Architecture and design are full of straight lines and sharp angles, but my journey has neither felt nor been particularly straight.
I grew up in a family of architects and fine artists, so it always felt comfortable to occupy that world.Designing, creating, crafting, and tinkering was second nature, and my family embraced DIY before it was a “thing” you could Google or search on YouTube. My Japanese grandmother was the type of person who always wanted to learn something new — so she would grow a field of wheat so she could grind her own flour, or cultivate silkworms just so she could try spinning silk.
But while I witnessed that curiosity and experimentation firsthand, in my own work I allowed precision and perfection to dominate my process and stunt my ambition.
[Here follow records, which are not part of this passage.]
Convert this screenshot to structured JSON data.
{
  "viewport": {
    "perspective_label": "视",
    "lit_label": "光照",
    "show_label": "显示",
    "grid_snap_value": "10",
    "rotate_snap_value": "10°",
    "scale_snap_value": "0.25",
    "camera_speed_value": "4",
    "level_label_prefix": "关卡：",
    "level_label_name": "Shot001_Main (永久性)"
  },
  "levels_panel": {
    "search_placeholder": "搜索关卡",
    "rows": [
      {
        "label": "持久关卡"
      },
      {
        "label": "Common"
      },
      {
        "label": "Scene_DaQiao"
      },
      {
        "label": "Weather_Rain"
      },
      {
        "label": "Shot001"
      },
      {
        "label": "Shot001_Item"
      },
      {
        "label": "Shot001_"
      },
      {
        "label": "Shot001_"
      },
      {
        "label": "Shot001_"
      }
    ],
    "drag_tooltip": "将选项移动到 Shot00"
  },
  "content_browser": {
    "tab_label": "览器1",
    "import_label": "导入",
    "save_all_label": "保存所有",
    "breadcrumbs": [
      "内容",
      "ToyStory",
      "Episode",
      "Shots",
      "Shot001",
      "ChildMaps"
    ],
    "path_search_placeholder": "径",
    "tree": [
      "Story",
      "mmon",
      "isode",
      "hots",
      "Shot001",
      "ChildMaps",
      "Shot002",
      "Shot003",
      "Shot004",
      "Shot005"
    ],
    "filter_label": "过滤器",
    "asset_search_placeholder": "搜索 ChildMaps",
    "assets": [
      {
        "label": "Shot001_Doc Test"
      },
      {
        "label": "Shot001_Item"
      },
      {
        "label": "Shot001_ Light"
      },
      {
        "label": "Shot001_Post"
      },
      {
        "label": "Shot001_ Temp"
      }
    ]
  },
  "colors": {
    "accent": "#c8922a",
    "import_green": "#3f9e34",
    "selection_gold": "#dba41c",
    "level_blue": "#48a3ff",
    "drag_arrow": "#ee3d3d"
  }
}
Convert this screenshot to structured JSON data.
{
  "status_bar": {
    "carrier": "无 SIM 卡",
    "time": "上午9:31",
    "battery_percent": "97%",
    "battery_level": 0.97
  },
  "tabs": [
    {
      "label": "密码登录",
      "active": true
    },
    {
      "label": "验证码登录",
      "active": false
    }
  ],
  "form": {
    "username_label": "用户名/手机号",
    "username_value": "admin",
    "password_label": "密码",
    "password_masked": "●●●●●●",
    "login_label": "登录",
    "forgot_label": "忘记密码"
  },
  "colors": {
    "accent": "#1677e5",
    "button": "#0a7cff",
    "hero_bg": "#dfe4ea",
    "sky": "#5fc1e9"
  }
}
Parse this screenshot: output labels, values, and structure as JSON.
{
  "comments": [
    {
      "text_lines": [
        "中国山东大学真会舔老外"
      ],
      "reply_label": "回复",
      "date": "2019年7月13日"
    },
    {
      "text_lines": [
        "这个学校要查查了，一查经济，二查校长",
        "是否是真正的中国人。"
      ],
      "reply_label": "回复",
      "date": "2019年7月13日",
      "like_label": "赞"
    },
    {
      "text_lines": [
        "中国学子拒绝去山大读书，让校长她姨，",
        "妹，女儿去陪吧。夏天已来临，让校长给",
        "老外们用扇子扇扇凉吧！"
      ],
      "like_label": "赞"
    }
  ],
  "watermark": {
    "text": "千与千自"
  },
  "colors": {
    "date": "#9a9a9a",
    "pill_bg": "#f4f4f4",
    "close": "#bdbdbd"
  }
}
It took me a long time to learn how to invite playfulness back into my work and to not censor myself. I had to embrace the awkward, ugly, messy phases that are crucial to good design.
Now, as I have entered my early 40s and have transitioned my creative work from houseware objects to community programs, I see that life — like design — benefits from failure. While school was my basis for crucial foundational learning, it was in the real world where I had to cultivate a high tolerance for risk, pressure, and mistakes.
And it was real-world career and parenthood challenges that recalibrated my inner compass. Having to weather disappointment and frustration forced me to see situations as they currently are, not just what they are not, or what I wished they would be.
My advice for girls and women who want to be artists and designers? Get the best education you can, spend a few years skillfully making things (like engines, bread, or cabinetry) with your own hands, listen as much as you speak, and never stop seeing the world with open eyes.
Most importantly: Design, make, fail and repeat. We really do learn by doing, and if you stop yourself from doing anything because the fear of failure is too great — well, that may be safe, but it sure ain’t fun.
Yuki Murata has a bachelor's in Architecture from Yale University and a master's in Industrial Design from the Rhode Island School of Design (RISD). Her professional work has taken her from various architecture offices in Los Angeles, Santa Barbara, and Santa Fe to the product design offices of Martha Stewart in New York and on to artisan ceramic workshops in Tangshan, China.
Words: Yuki Murata